By the way, I am a Christian - so I am not knocking anyone for being Christian, but I don't believe that acting like terrorists in the name of Christ really qualifies as being followers of the man who said "love your enemies... do good to those who persecute you."

From my study of Bible prophecy, the heated battle between Islam and radicalized Christianity (under Roman influence historically, and possibly in the future too) is actually highly significant and was pointed out in the prophecies of Daniel and Revelation. It represents how the fallen angel Lucifer is mastermind of radicalizing religions into his likeness and stirring them into warring elements against each other.

They say that “history repeats,” but in regard to the conflict between Christianity and Islam the 7 Trumpets prophecy, starting with the 5th trumpet, shows us that the history of this conflict in ancient Rome is repeat in uncannily exact likeness from Islamic terrorism to the rise of the Caliphate.

I have included a link of my studies on this subject here. I haven’t completed studies or a blog on the 6th trumpet yet, but it is obviously about the rise of the Caliphate both in time of ancient Rome and now;


Here is a blog about a pastor’s prophecy research regarding prophecies of Daniel and Revelation in regard to the battle between Christianity and Islam historically and in the future. My conclusions to not match his exactly but there are many similarities.


Take care,


Unknown said...

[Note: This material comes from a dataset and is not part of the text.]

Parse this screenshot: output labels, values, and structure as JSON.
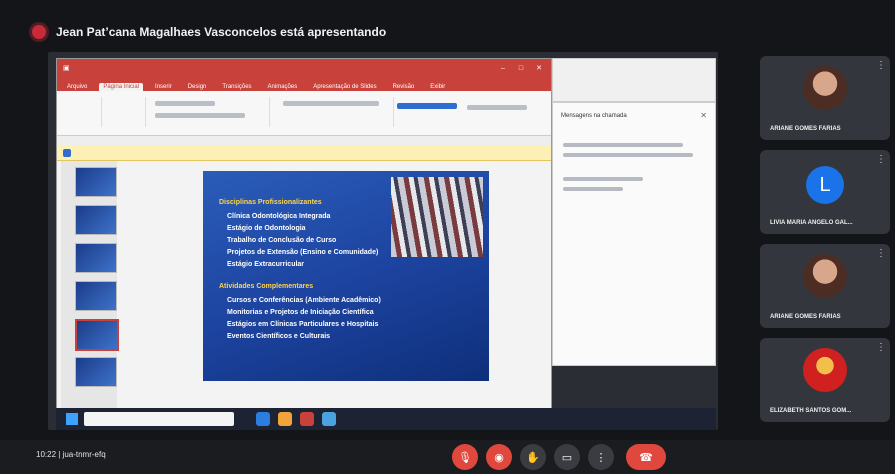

Dear writer, stop thinking you can tell a GI what to do. On your other point, athough true there are people who enlist to go over just to go "kill some muslims" as they would say it, the sad thing is though if you were to remove all people who joined for similar reasons you would be surprised how the size of the military would decrease. We are fighting people who want to kill us and our families, so of course that will attract people who want to inflict the same on those people who wish that upon us. The problem you have is you apply rational thinking about irrational people.